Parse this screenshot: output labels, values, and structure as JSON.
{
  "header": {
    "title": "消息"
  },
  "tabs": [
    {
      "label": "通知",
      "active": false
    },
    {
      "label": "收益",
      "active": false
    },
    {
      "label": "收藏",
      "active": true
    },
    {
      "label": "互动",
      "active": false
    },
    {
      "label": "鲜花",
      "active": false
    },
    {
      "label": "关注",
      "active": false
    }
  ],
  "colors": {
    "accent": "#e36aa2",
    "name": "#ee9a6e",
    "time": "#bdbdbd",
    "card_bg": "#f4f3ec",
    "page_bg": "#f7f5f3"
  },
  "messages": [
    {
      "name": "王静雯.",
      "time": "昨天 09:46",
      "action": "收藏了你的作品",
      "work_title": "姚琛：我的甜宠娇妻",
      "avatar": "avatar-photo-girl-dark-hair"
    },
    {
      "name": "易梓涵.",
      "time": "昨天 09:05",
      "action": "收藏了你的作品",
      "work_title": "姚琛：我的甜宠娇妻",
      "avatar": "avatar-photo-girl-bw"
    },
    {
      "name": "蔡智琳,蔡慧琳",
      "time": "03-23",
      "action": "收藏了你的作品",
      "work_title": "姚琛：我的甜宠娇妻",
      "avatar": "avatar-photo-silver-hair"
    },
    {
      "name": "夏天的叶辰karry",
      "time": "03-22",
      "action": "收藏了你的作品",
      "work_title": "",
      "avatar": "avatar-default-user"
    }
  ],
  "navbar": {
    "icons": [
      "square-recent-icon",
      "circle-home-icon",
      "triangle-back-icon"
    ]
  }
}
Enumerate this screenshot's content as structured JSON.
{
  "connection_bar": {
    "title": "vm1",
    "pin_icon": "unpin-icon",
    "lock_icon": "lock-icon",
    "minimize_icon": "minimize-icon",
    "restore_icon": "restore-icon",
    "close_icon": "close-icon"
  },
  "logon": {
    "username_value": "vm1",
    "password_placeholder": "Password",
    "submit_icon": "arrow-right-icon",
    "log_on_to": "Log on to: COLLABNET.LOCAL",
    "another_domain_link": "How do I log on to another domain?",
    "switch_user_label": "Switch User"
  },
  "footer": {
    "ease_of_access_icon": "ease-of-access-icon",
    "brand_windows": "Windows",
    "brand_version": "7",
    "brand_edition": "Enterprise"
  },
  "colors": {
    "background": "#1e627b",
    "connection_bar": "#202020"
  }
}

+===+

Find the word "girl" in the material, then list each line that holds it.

- _Answer for the task_
      "avatar": "avatar-photo-girl-dark-hair"
      "avatar": "avatar-photo-girl-bw"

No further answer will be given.